I guess if you're gonna live in the Great Outdoors, you ought to live in the great, outdoors, in a house made of the out of doors.
This is what I would call an outside and inside house. And it's a little like a New York loft, too.
It's built with thick wooden beams, has textured limestone floors, and rough, natural stone walls, all tied together by thin and unobtrusive steel members and spanned, when necessary, with crystal clear glass.
Designer Fernanda Marques’ wanted to create what she thought of as a Modernist country villa, and set up a series of boxy rectangular forms in the woods on the outskirts of Sao Paulo, Brazil.
Ah, Brazil. Brazilians.

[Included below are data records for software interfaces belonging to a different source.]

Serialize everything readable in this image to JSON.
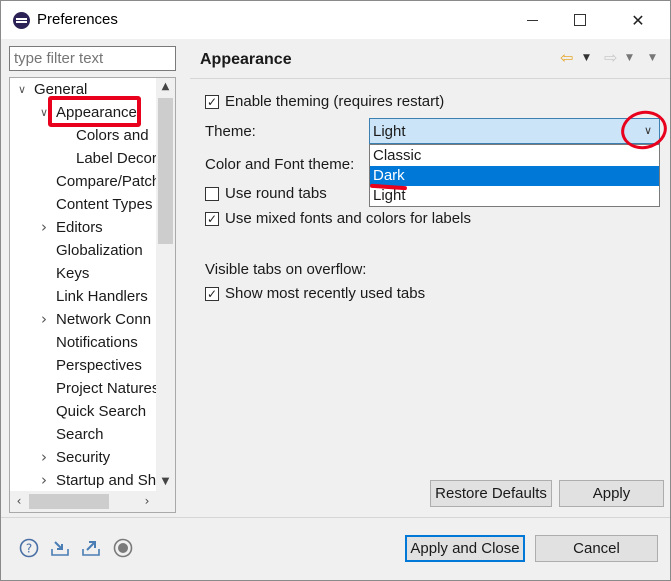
{
  "window": {
    "title": "Preferences",
    "minimize_icon": "minimize-icon",
    "maximize_icon": "maximize-icon",
    "close_glyph": "✕"
  },
  "filter": {
    "placeholder": "type filter text"
  },
  "tree": {
    "items": [
      {
        "label": "General",
        "level": 0,
        "expander": "expanded"
      },
      {
        "label": "Appearance",
        "level": 1,
        "expander": "expanded",
        "selected": true
      },
      {
        "label": "Colors and",
        "level": 2,
        "expander": "none"
      },
      {
        "label": "Label Decor",
        "level": 2,
        "expander": "none"
      },
      {
        "label": "Compare/Patch",
        "level": 1,
        "expander": "none"
      },
      {
        "label": "Content Types",
        "level": 1,
        "expander": "none"
      },
      {
        "label": "Editors",
        "level": 1,
        "expander": "collapsed"
      },
      {
        "label": "Globalization",
        "level": 1,
        "expander": "none"
      },
      {
        "label": "Keys",
        "level": 1,
        "expander": "none"
      },
      {
        "label": "Link Handlers",
        "level": 1,
        "expander": "none"
      },
      {
        "label": "Network Conn",
        "level": 1,
        "expander": "collapsed"
      },
      {
        "label": "Notifications",
        "level": 1,
        "expander": "none"
      },
      {
        "label": "Perspectives",
        "level": 1,
        "expander": "none"
      },
      {
        "label": "Project Natures",
        "level": 1,
        "expander": "none"
      },
      {
        "label": "Quick Search",
        "level": 1,
        "expander": "none"
      },
      {
        "label": "Search",
        "level": 1,
        "expander": "none"
      },
      {
        "label": "Security",
        "level": 1,
        "expander": "collapsed"
      },
      {
        "label": "Startup and Sh",
        "level": 1,
        "expander": "collapsed"
      }
    ]
  },
  "page": {
    "title": "Appearance",
    "enable_theming": {
      "label": "Enable theming (requires restart)",
      "checked": true
    },
    "theme_label": "Theme:",
    "theme_value": "Light",
    "theme_options": [
      {
        "label": "Classic",
        "selected": false
      },
      {
        "label": "Dark",
        "selected": true
      },
      {
        "label": "Light",
        "selected": false
      }
    ],
    "color_font_label": "Color and Font theme:",
    "round_tabs": {
      "label": "Use round tabs",
      "checked": false
    },
    "mixed_fonts": {
      "label": "Use mixed fonts and colors for labels",
      "checked": true
    },
    "overflow_label": "Visible tabs on overflow:",
    "mru_tabs": {
      "label": "Show most recently used tabs",
      "checked": true
    },
    "restore_defaults": "Restore Defaults",
    "apply": "Apply"
  },
  "footer": {
    "apply_and_close": "Apply and Close",
    "cancel": "Cancel",
    "icons": [
      "help-icon",
      "import-icon",
      "export-icon",
      "record-icon"
    ]
  },
  "colors": {
    "accent": "#0078d7",
    "annotation": "#e8001c",
    "combo_bg": "#cce4f7"
  }
}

And the house itself is, well, brazilliant.
Marques used the color of wood, and actual wood, throughout the house, from wall-wide bookcases to smaller shelves, side tables, sofas, sheets, blankets and cushions, both within, and without, the thick-walled central library space.

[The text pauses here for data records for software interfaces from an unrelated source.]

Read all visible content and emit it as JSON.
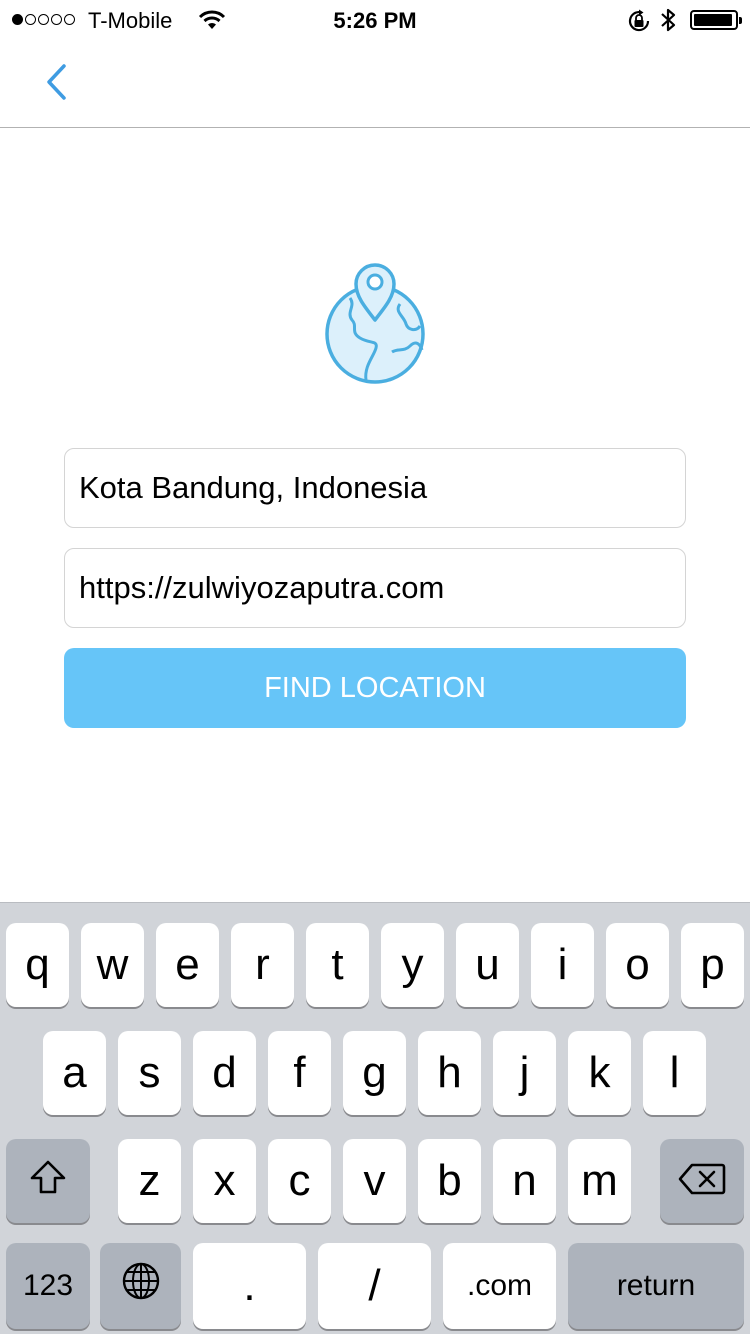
{
  "status_bar": {
    "carrier": "T-Mobile",
    "time": "5:26 PM",
    "signal_bars_filled": 1,
    "signal_bars_total": 5,
    "battery_level": 0.9
  },
  "nav": {
    "back_icon": "chevron-left-icon"
  },
  "illustration": {
    "icon": "globe-location-pin-icon",
    "color": "#4aaee0",
    "fill": "#dcf0fb"
  },
  "form": {
    "location_value": "Kota Bandung, Indonesia",
    "website_value": "https://zulwiyozaputra.com",
    "find_button_label": "FIND LOCATION",
    "button_color": "#66c5f8"
  },
  "keyboard": {
    "row1": [
      "q",
      "w",
      "e",
      "r",
      "t",
      "y",
      "u",
      "i",
      "o",
      "p"
    ],
    "row2": [
      "a",
      "s",
      "d",
      "f",
      "g",
      "h",
      "j",
      "k",
      "l"
    ],
    "row3": [
      "z",
      "x",
      "c",
      "v",
      "b",
      "n",
      "m"
    ],
    "shift_icon": "shift-arrow-icon",
    "delete_icon": "backspace-icon",
    "numbers_label": "123",
    "globe_icon": "globe-icon",
    "period_label": ".",
    "slash_label": "/",
    "dotcom_label": ".com",
    "return_label": "return"
  }
}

Brazilians and a library space? Honey, I'm home!
A heavy stone table, built-in niches, cabinets and bookcases also blur the boundary between furniture and architecture, projecting into and out of walls and adding a rich layer of variegated materials to the already-organic interior design.
It's the best of both worlds. outdoor living indoors, and indoor living outdoors.
I could be out, and in, at the same time.